*** Opening of RECORDS FOR PROCESSING ***

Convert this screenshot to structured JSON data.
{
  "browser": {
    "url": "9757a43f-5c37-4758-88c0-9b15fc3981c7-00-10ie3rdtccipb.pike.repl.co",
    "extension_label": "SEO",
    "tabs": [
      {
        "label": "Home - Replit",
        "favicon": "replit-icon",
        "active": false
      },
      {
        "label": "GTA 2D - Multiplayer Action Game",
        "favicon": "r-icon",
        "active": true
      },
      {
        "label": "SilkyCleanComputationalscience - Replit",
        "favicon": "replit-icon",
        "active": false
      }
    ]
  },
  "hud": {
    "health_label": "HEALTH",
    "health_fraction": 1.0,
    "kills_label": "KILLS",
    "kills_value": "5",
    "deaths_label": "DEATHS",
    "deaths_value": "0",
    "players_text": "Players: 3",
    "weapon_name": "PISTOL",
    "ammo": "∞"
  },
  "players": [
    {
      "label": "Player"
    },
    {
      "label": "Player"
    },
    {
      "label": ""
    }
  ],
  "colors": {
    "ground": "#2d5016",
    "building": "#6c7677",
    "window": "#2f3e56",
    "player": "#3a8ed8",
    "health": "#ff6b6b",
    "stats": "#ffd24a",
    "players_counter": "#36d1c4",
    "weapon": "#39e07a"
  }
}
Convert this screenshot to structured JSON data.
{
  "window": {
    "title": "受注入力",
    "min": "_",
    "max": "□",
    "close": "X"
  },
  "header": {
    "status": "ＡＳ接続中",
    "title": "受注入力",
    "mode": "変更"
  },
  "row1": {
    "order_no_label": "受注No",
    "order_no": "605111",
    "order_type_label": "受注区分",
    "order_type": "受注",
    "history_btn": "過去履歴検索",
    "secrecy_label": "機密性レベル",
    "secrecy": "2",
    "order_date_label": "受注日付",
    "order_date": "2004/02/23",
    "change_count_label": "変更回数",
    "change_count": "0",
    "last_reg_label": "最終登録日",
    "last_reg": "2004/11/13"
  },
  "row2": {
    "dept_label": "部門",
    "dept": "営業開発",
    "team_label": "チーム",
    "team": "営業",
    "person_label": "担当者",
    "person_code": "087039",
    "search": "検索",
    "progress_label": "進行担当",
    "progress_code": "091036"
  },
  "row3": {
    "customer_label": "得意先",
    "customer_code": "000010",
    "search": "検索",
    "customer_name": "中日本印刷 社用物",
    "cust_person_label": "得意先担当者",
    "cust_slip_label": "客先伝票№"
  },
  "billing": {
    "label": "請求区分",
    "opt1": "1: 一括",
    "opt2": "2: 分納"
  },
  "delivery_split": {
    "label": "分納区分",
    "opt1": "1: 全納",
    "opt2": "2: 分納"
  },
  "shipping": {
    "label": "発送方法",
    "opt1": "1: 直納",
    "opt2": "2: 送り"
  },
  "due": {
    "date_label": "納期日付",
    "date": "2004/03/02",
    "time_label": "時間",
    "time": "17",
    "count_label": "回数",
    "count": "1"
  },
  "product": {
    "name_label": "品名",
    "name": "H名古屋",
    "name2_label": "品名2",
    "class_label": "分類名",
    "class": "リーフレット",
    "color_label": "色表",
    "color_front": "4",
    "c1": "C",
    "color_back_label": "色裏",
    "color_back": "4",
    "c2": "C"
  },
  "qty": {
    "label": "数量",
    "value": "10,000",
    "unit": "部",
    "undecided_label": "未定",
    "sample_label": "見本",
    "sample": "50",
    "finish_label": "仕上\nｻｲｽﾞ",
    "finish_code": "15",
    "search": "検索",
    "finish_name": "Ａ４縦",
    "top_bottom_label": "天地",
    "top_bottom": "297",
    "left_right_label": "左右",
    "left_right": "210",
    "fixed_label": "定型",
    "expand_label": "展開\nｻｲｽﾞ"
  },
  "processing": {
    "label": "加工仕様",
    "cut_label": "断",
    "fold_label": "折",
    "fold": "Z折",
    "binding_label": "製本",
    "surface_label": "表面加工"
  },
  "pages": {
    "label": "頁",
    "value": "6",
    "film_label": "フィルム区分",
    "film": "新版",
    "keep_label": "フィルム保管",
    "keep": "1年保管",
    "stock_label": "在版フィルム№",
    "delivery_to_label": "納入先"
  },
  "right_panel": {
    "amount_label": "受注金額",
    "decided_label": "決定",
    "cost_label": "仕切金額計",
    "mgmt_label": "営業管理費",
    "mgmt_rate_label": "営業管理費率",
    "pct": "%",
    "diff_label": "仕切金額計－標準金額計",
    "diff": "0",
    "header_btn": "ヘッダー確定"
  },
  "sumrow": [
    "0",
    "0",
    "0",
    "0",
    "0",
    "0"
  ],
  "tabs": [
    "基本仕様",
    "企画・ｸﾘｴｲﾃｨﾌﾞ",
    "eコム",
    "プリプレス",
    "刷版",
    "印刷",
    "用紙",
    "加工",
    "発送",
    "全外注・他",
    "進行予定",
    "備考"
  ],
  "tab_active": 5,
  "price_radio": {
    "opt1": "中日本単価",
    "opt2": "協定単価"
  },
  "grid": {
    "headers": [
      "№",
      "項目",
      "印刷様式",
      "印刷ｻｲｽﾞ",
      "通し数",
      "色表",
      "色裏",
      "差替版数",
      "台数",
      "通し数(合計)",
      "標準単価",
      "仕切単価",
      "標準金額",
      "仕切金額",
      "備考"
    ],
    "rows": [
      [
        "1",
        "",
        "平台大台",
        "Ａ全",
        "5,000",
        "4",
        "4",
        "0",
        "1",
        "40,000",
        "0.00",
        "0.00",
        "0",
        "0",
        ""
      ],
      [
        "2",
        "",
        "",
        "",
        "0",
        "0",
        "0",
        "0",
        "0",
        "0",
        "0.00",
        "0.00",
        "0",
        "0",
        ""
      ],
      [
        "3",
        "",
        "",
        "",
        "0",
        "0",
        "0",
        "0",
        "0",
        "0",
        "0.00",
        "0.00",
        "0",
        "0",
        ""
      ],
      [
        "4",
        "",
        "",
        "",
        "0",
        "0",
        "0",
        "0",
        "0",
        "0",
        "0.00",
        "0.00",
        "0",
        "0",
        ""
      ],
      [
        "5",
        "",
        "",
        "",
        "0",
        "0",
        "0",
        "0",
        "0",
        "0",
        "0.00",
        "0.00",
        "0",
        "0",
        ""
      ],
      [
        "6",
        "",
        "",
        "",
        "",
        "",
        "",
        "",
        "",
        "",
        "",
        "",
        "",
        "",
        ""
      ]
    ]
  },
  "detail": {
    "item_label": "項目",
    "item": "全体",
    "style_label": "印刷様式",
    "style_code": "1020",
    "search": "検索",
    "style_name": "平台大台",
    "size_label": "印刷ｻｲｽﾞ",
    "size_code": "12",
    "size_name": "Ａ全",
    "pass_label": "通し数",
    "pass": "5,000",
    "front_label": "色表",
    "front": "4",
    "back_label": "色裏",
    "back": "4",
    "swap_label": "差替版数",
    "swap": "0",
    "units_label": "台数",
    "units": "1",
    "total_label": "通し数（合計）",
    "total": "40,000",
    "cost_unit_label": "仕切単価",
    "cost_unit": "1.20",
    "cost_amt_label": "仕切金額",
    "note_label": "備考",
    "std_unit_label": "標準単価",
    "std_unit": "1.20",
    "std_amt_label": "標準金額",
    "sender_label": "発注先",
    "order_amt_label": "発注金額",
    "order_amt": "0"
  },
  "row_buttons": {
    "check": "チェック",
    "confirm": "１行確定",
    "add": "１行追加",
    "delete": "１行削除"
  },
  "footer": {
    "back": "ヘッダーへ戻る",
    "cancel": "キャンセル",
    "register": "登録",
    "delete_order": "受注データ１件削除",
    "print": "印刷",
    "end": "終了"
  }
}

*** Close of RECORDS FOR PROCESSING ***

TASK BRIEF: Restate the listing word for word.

EXERCISE RESULT:
Convert this screenshot to structured JSON data.
{
  "browser": {
    "url": "9757a43f-5c37-4758-88c0-9b15fc3981c7-00-10ie3rdtccipb.pike.repl.co",
    "extension_label": "SEO",
    "tabs": [
      {
        "label": "Home - Replit",
        "favicon": "replit-icon",
        "active": false
      },
      {
        "label": "GTA 2D - Multiplayer Action Game",
        "favicon": "r-icon",
        "active": true
      },
      {
        "label": "SilkyCleanComputationalscience - Replit",
        "favicon": "replit-icon",
        "active": false
      }
    ]
  },
  "hud": {
    "health_label": "HEALTH",
    "health_fraction": 1.0,
    "kills_label": "KILLS",
    "kills_value": "5",
    "deaths_label": "DEATHS",
    "deaths_value": "0",
    "players_text": "Players: 3",
    "weapon_name": "PISTOL",
    "ammo": "∞"
  },
  "players": [
    {
      "label": "Player"
    },
    {
      "label": "Player"
    },
    {
      "label": ""
    }
  ],
  "colors": {
    "ground": "#2d5016",
    "building": "#6c7677",
    "window": "#2f3e56",
    "player": "#3a8ed8",
    "health": "#ff6b6b",
    "stats": "#ffd24a",
    "players_counter": "#36d1c4",
    "weapon": "#39e07a"
  }
}
Convert this screenshot to structured JSON data.
{
  "window": {
    "title": "受注入力",
    "min": "_",
    "max": "□",
    "close": "X"
  },
  "header": {
    "status": "ＡＳ接続中",
    "title": "受注入力",
    "mode": "変更"
  },
  "row1": {
    "order_no_label": "受注No",
    "order_no": "605111",
    "order_type_label": "受注区分",
    "order_type": "受注",
    "history_btn": "過去履歴検索",
    "secrecy_label": "機密性レベル",
    "secrecy": "2",
    "order_date_label": "受注日付",
    "order_date": "2004/02/23",
    "change_count_label": "変更回数",
    "change_count": "0",
    "last_reg_label": "最終登録日",
    "last_reg": "2004/11/13"
  },
  "row2": {
    "dept_label": "部門",
    "dept": "営業開発",
    "team_label": "チーム",
    "team": "営業",
    "person_label": "担当者",
    "person_code": "087039",
    "search": "検索",
    "progress_label": "進行担当",
    "progress_code": "091036"
  },
  "row3": {
    "customer_label": "得意先",
    "customer_code": "000010",
    "search": "検索",
    "customer_name": "中日本印刷 社用物",
    "cust_person_label": "得意先担当者",
    "cust_slip_label": "客先伝票№"
  },
  "billing": {
    "label": "請求区分",
    "opt1": "1: 一括",
    "opt2": "2: 分納"
  },
  "delivery_split": {
    "label": "分納区分",
    "opt1": "1: 全納",
    "opt2": "2: 分納"
  },
  "shipping": {
    "label": "発送方法",
    "opt1": "1: 直納",
    "opt2": "2: 送り"
  },
  "due": {
    "date_label": "納期日付",
    "date": "2004/03/02",
    "time_label": "時間",
    "time": "17",
    "count_label": "回数",
    "count": "1"
  },
  "product": {
    "name_label": "品名",
    "name": "H名古屋",
    "name2_label": "品名2",
    "class_label": "分類名",
    "class": "リーフレット",
    "color_label": "色表",
    "color_front": "4",
    "c1": "C",
    "color_back_label": "色裏",
    "color_back": "4",
    "c2": "C"
  },
  "qty": {
    "label": "数量",
    "value": "10,000",
    "unit": "部",
    "undecided_label": "未定",
    "sample_label": "見本",
    "sample": "50",
    "finish_label": "仕上\nｻｲｽﾞ",
    "finish_code": "15",
    "search": "検索",
    "finish_name": "Ａ４縦",
    "top_bottom_label": "天地",
    "top_bottom": "297",
    "left_right_label": "左右",
    "left_right": "210",
    "fixed_label": "定型",
    "expand_label": "展開\nｻｲｽﾞ"
  },
  "processing": {
    "label": "加工仕様",
    "cut_label": "断",
    "fold_label": "折",
    "fold": "Z折",
    "binding_label": "製本",
    "surface_label": "表面加工"
  },
  "pages": {
    "label": "頁",
    "value": "6",
    "film_label": "フィルム区分",
    "film": "新版",
    "keep_label": "フィルム保管",
    "keep": "1年保管",
    "stock_label": "在版フィルム№",
    "delivery_to_label": "納入先"
  },
  "right_panel": {
    "amount_label": "受注金額",
    "decided_label": "決定",
    "cost_label": "仕切金額計",
    "mgmt_label": "営業管理費",
    "mgmt_rate_label": "営業管理費率",
    "pct": "%",
    "diff_label": "仕切金額計－標準金額計",
    "diff": "0",
    "header_btn": "ヘッダー確定"
  },
  "sumrow": [
    "0",
    "0",
    "0",
    "0",
    "0",
    "0"
  ],
  "tabs": [
    "基本仕様",
    "企画・ｸﾘｴｲﾃｨﾌﾞ",
    "eコム",
    "プリプレス",
    "刷版",
    "印刷",
    "用紙",
    "加工",
    "発送",
    "全外注・他",
    "進行予定",
    "備考"
  ],
  "tab_active": 5,
  "price_radio": {
    "opt1": "中日本単価",
    "opt2": "協定単価"
  },
  "grid": {
    "headers": [
      "№",
      "項目",
      "印刷様式",
      "印刷ｻｲｽﾞ",
      "通し数",
      "色表",
      "色裏",
      "差替版数",
      "台数",
      "通し数(合計)",
      "標準単価",
      "仕切単価",
      "標準金額",
      "仕切金額",
      "備考"
    ],
    "rows": [
      [
        "1",
        "",
        "平台大台",
        "Ａ全",
        "5,000",
        "4",
        "4",
        "0",
        "1",
        "40,000",
        "0.00",
        "0.00",
        "0",
        "0",
        ""
      ],
      [
        "2",
        "",
        "",
        "",
        "0",
        "0",
        "0",
        "0",
        "0",
        "0",
        "0.00",
        "0.00",
        "0",
        "0",
        ""
      ],
      [
        "3",
        "",
        "",
        "",
        "0",
        "0",
        "0",
        "0",
        "0",
        "0",
        "0.00",
        "0.00",
        "0",
        "0",
        ""
      ],
      [
        "4",
        "",
        "",
        "",
        "0",
        "0",
        "0",
        "0",
        "0",
        "0",
        "0.00",
        "0.00",
        "0",
        "0",
        ""
      ],
      [
        "5",
        "",
        "",
        "",
        "0",
        "0",
        "0",
        "0",
        "0",
        "0",
        "0.00",
        "0.00",
        "0",
        "0",
        ""
      ],
      [
        "6",
        "",
        "",
        "",
        "",
        "",
        "",
        "",
        "",
        "",
        "",
        "",
        "",
        "",
        ""
      ]
    ]
  },
  "detail": {
    "item_label": "項目",
    "item": "全体",
    "style_label": "印刷様式",
    "style_code": "1020",
    "search": "検索",
    "style_name": "平台大台",
    "size_label": "印刷ｻｲｽﾞ",
    "size_code": "12",
    "size_name": "Ａ全",
    "pass_label": "通し数",
    "pass": "5,000",
    "front_label": "色表",
    "front": "4",
    "back_label": "色裏",
    "back": "4",
    "swap_label": "差替版数",
    "swap": "0",
    "units_label": "台数",
    "units": "1",
    "total_label": "通し数（合計）",
    "total": "40,000",
    "cost_unit_label": "仕切単価",
    "cost_unit": "1.20",
    "cost_amt_label": "仕切金額",
    "note_label": "備考",
    "std_unit_label": "標準単価",
    "std_unit": "1.20",
    "std_amt_label": "標準金額",
    "sender_label": "発注先",
    "order_amt_label": "発注金額",
    "order_amt": "0"
  },
  "row_buttons": {
    "check": "チェック",
    "confirm": "１行確定",
    "add": "１行追加",
    "delete": "１行削除"
  },
  "footer": {
    "back": "ヘッダーへ戻る",
    "cancel": "キャンセル",
    "register": "登録",
    "delete_order": "受注データ１件削除",
    "print": "印刷",
    "end": "終了"
  }
}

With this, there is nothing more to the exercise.